_Your objective_
An exact copy of every record below is needed, with all pictures removed.

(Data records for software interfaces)
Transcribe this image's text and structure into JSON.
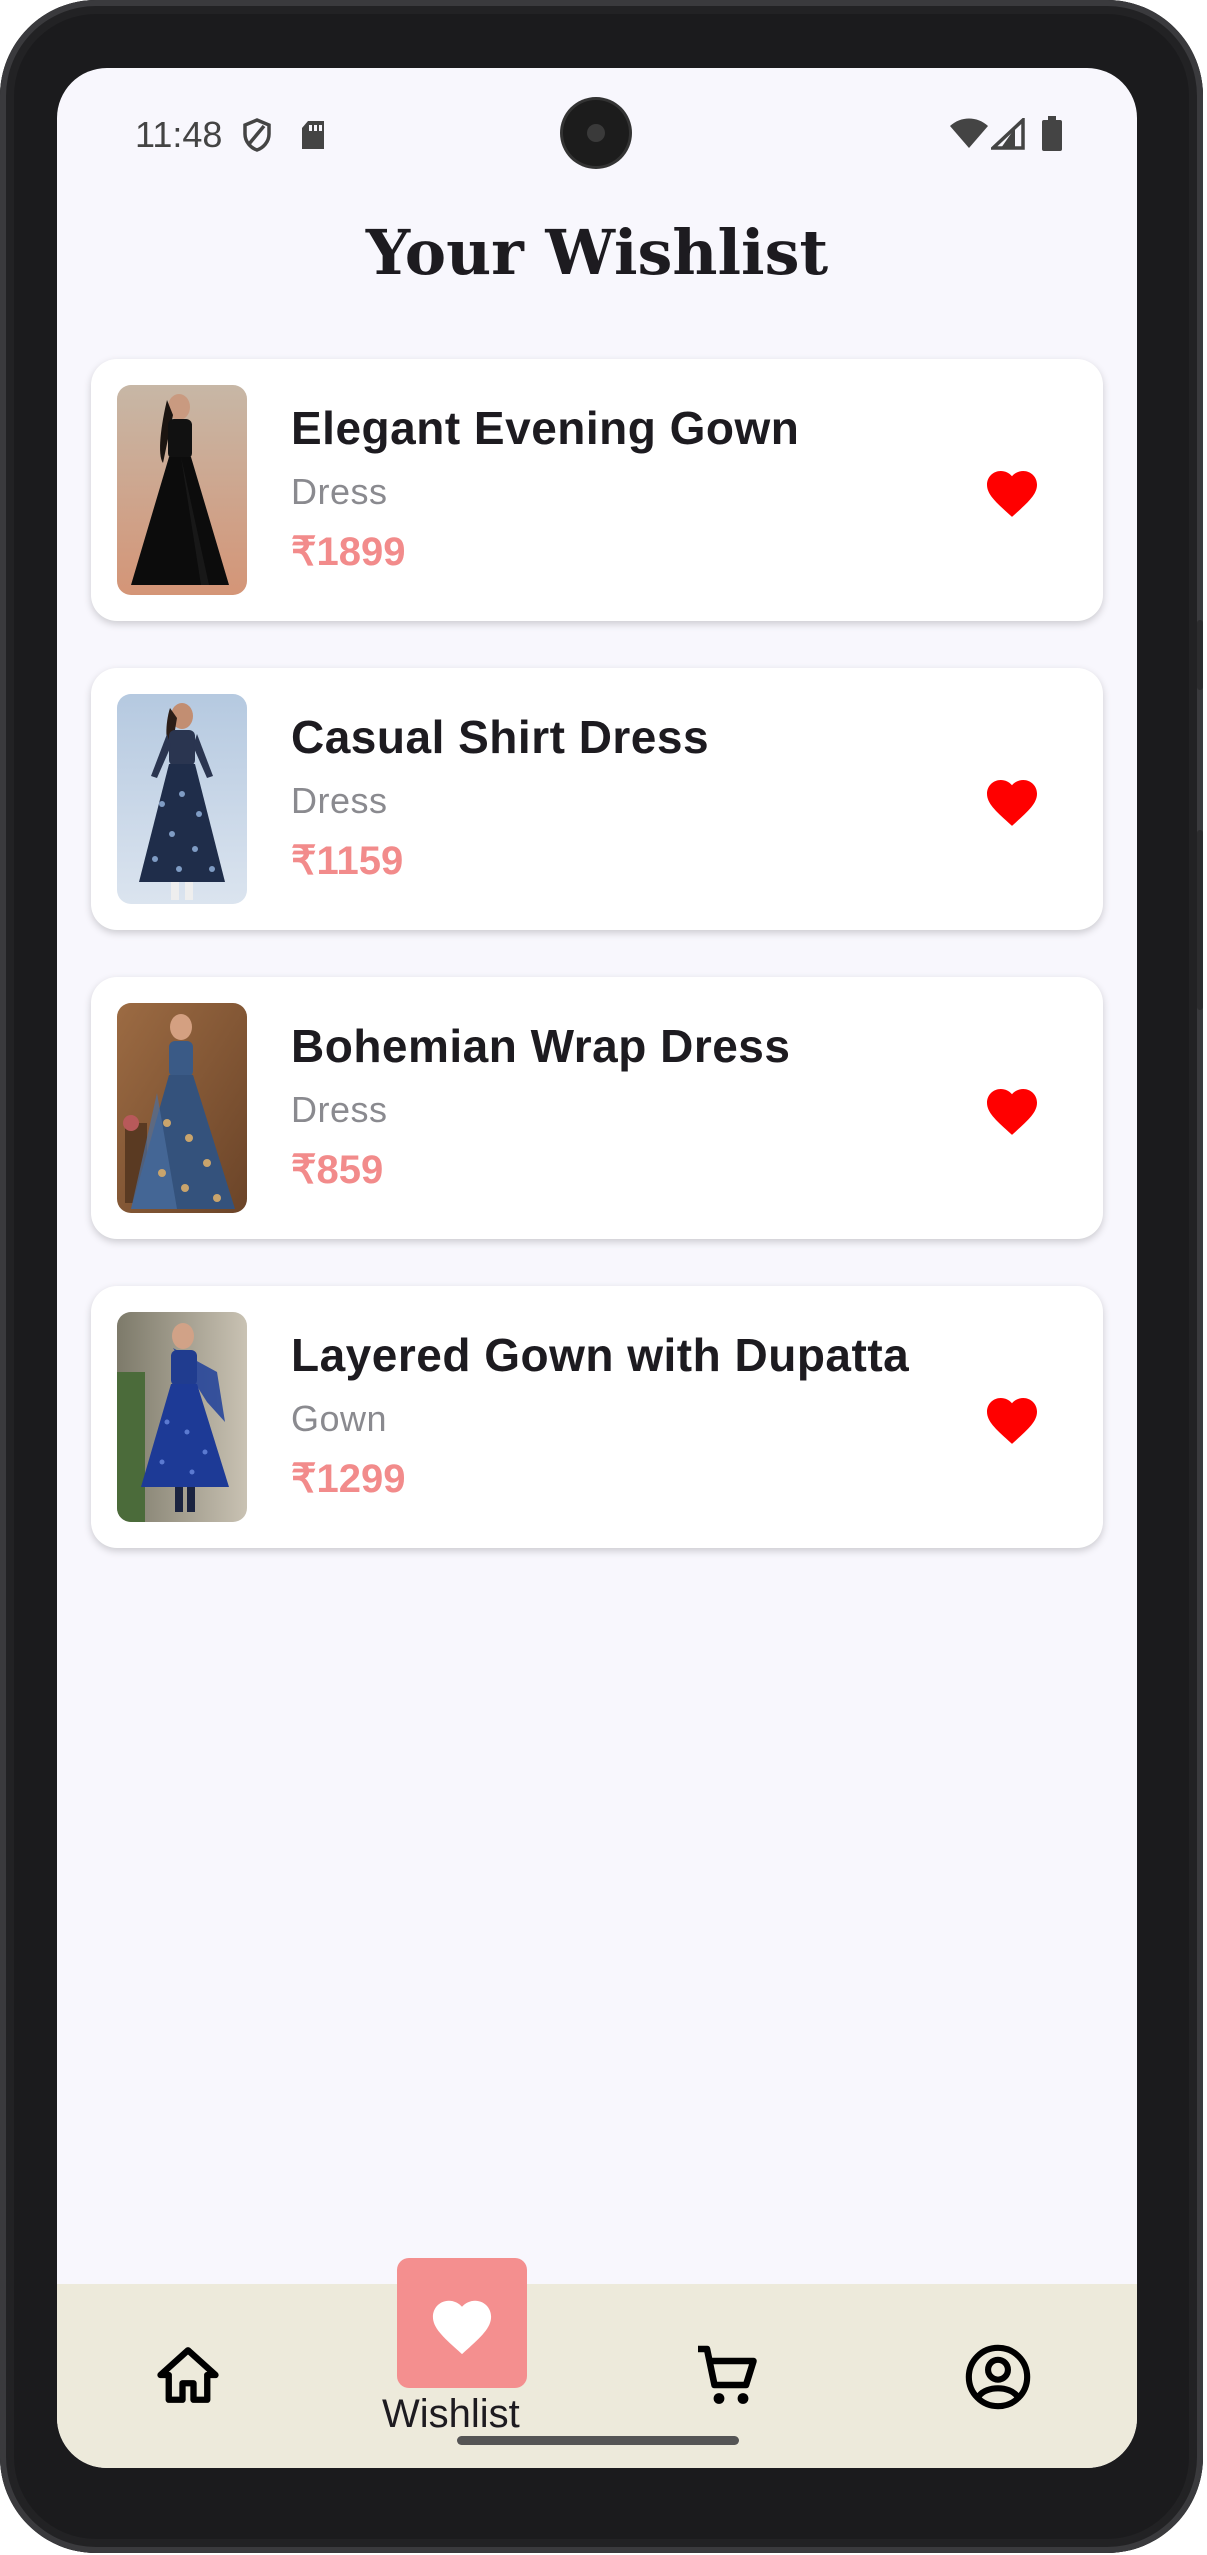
{
  "status_bar": {
    "time": "11:48"
  },
  "page": {
    "title": "Your Wishlist"
  },
  "wishlist": [
    {
      "name": "Elegant Evening Gown",
      "category": "Dress",
      "price": "₹1899",
      "image": "woman-black-gown"
    },
    {
      "name": "Casual Shirt Dress",
      "category": "Dress",
      "price": "₹1159",
      "image": "woman-navy-print-dress"
    },
    {
      "name": "Bohemian Wrap Dress",
      "category": "Dress",
      "price": "₹859",
      "image": "woman-blue-embroidered-gown"
    },
    {
      "name": "Layered Gown with Dupatta",
      "category": "Gown",
      "price": "₹1299",
      "image": "woman-blue-gown-dupatta"
    }
  ],
  "bottom_nav": {
    "items": [
      {
        "icon": "home-icon",
        "label": ""
      },
      {
        "icon": "heart-icon",
        "label": "Wishlist",
        "active": true
      },
      {
        "icon": "cart-icon",
        "label": ""
      },
      {
        "icon": "account-icon",
        "label": ""
      }
    ]
  },
  "colors": {
    "accent": "#f48f8f",
    "price": "#f28b8b",
    "heart": "#ff0000",
    "nav_bg": "#edeadb",
    "screen_bg": "#f8f7fd"
  }
}
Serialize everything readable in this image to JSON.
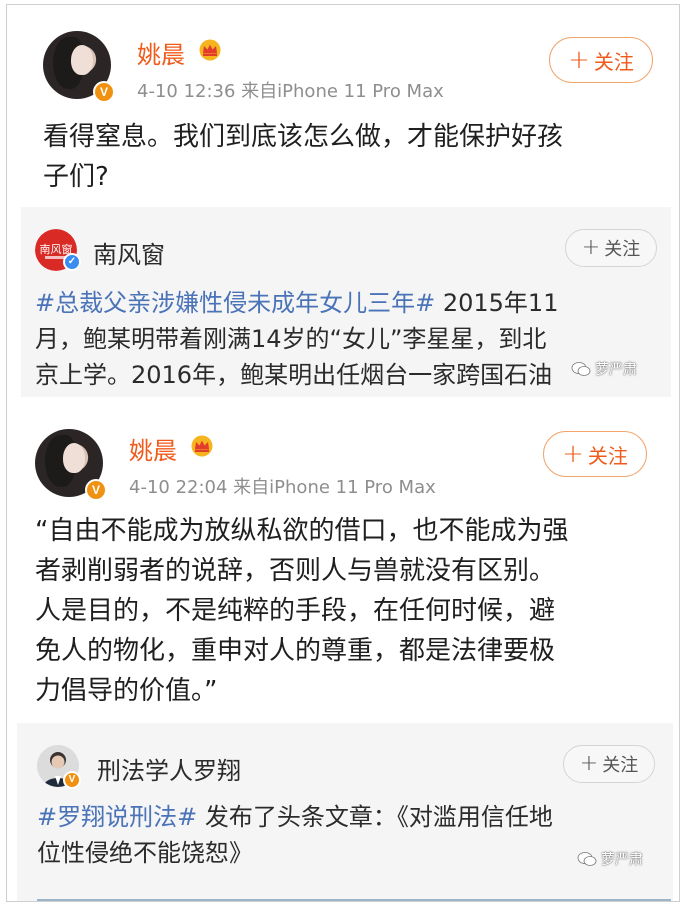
{
  "posts": [
    {
      "username": "姚晨",
      "meta": "4-10 12:36  来自iPhone 11 Pro Max",
      "follow_label": "关注",
      "text_lines": [
        "看得窒息。我们到底该怎么做，才能保护好孩",
        "子们?"
      ],
      "repost": {
        "author": "南风窗",
        "follow_label": "关注",
        "hashtag": "#总裁父亲涉嫌性侵未成年女儿三年#",
        "line1_rest": " 2015年11",
        "line2": "月，鲍某明带着刚满14岁的“女儿”李星星，到北",
        "line3": "京上学。2016年，鲍某明出任烟台一家跨国石油"
      }
    },
    {
      "username": "姚晨",
      "meta": "4-10 22:04  来自iPhone 11 Pro Max",
      "follow_label": "关注",
      "text_lines": [
        "“自由不能成为放纵私欲的借口，也不能成为强",
        "者剥削弱者的说辞，否则人与兽就没有区别。",
        "人是目的，不是纯粹的手段，在任何时候，避",
        "免人的物化，重申对人的尊重，都是法律要极",
        "力倡导的价值。”"
      ],
      "repost": {
        "author": "刑法学人罗翔",
        "follow_label": "关注",
        "hashtag": "#罗翔说刑法#",
        "line1_rest": " 发布了头条文章：《对滥用信任地",
        "line2": "位性侵绝不能饶恕》"
      }
    }
  ],
  "watermark": "萝严肃",
  "colors": {
    "username": "#f05b1b",
    "hashtag": "#4a73b8",
    "badge": "#f09112"
  }
}
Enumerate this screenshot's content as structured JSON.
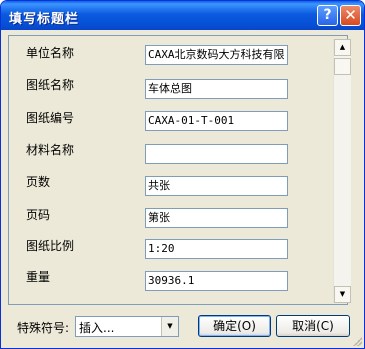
{
  "window": {
    "title": "填写标题栏",
    "help_glyph": "?",
    "close_glyph": "✕"
  },
  "fields": [
    {
      "label": "单位名称",
      "value": "CAXA北京数码大方科技有限"
    },
    {
      "label": "图纸名称",
      "value": "车体总图"
    },
    {
      "label": "图纸编号",
      "value": "CAXA-01-T-001"
    },
    {
      "label": "材料名称",
      "value": ""
    },
    {
      "label": "页数",
      "value": "共张"
    },
    {
      "label": "页码",
      "value": "第张"
    },
    {
      "label": "图纸比例",
      "value": "1:20"
    },
    {
      "label": "重量",
      "value": "30936.1"
    }
  ],
  "scrollbar": {
    "up_glyph": "▲",
    "down_glyph": "▼"
  },
  "footer": {
    "special_label": "特殊符号:",
    "special_value": "插入...",
    "dropdown_glyph": "▼",
    "ok_label": "确定(O)",
    "cancel_label": "取消(C)"
  },
  "colors": {
    "titlebar": "#0a5fe8",
    "dialog_bg": "#ece9d8",
    "close_button": "#d54a20"
  }
}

_Worked solution_
Transcribe this image's text and structure into JSON.
{
  "status_bar": {
    "time": "11:48"
  },
  "page": {
    "title": "Your Wishlist"
  },
  "wishlist": [
    {
      "name": "Elegant Evening Gown",
      "category": "Dress",
      "price": "₹1899",
      "image": "woman-black-gown"
    },
    {
      "name": "Casual Shirt Dress",
      "category": "Dress",
      "price": "₹1159",
      "image": "woman-navy-print-dress"
    },
    {
      "name": "Bohemian Wrap Dress",
      "category": "Dress",
      "price": "₹859",
      "image": "woman-blue-embroidered-gown"
    },
    {
      "name": "Layered Gown with Dupatta",
      "category": "Gown",
      "price": "₹1299",
      "image": "woman-blue-gown-dupatta"
    }
  ],
  "bottom_nav": {
    "items": [
      {
        "icon": "home-icon",
        "label": ""
      },
      {
        "icon": "heart-icon",
        "label": "Wishlist",
        "active": true
      },
      {
        "icon": "cart-icon",
        "label": ""
      },
      {
        "icon": "account-icon",
        "label": ""
      }
    ]
  },
  "colors": {
    "accent": "#f48f8f",
    "price": "#f28b8b",
    "heart": "#ff0000",
    "nav_bg": "#edeadb",
    "screen_bg": "#f8f7fd"
  }
}
Serialize everything readable in this image to JSON.
{
  "posts": [
    {
      "username": "姚晨",
      "meta": "4-10 12:36  来自iPhone 11 Pro Max",
      "follow_label": "关注",
      "text_lines": [
        "看得窒息。我们到底该怎么做，才能保护好孩",
        "子们?"
      ],
      "repost": {
        "author": "南风窗",
        "follow_label": "关注",
        "hashtag": "#总裁父亲涉嫌性侵未成年女儿三年#",
        "line1_rest": " 2015年11",
        "line2": "月，鲍某明带着刚满14岁的“女儿”李星星，到北",
        "line3": "京上学。2016年，鲍某明出任烟台一家跨国石油"
      }
    },
    {
      "username": "姚晨",
      "meta": "4-10 22:04  来自iPhone 11 Pro Max",
      "follow_label": "关注",
      "text_lines": [
        "“自由不能成为放纵私欲的借口，也不能成为强",
        "者剥削弱者的说辞，否则人与兽就没有区别。",
        "人是目的，不是纯粹的手段，在任何时候，避",
        "免人的物化，重申对人的尊重，都是法律要极",
        "力倡导的价值。”"
      ],
      "repost": {
        "author": "刑法学人罗翔",
        "follow_label": "关注",
        "hashtag": "#罗翔说刑法#",
        "line1_rest": " 发布了头条文章：《对滥用信任地",
        "line2": "位性侵绝不能饶恕》"
      }
    }
  ],
  "watermark": "萝严肃",
  "colors": {
    "username": "#f05b1b",
    "hashtag": "#4a73b8",
    "badge": "#f09112"
  }
}
Enumerate this screenshot's content as structured JSON.
{
  "window": {
    "title": "填写标题栏",
    "help_glyph": "?",
    "close_glyph": "✕"
  },
  "fields": [
    {
      "label": "单位名称",
      "value": "CAXA北京数码大方科技有限"
    },
    {
      "label": "图纸名称",
      "value": "车体总图"
    },
    {
      "label": "图纸编号",
      "value": "CAXA-01-T-001"
    },
    {
      "label": "材料名称",
      "value": ""
    },
    {
      "label": "页数",
      "value": "共张"
    },
    {
      "label": "页码",
      "value": "第张"
    },
    {
      "label": "图纸比例",
      "value": "1:20"
    },
    {
      "label": "重量",
      "value": "30936.1"
    }
  ],
  "scrollbar": {
    "up_glyph": "▲",
    "down_glyph": "▼"
  },
  "footer": {
    "special_label": "特殊符号:",
    "special_value": "插入...",
    "dropdown_glyph": "▼",
    "ok_label": "确定(O)",
    "cancel_label": "取消(C)"
  },
  "colors": {
    "titlebar": "#0a5fe8",
    "dialog_bg": "#ece9d8",
    "close_button": "#d54a20"
  }
}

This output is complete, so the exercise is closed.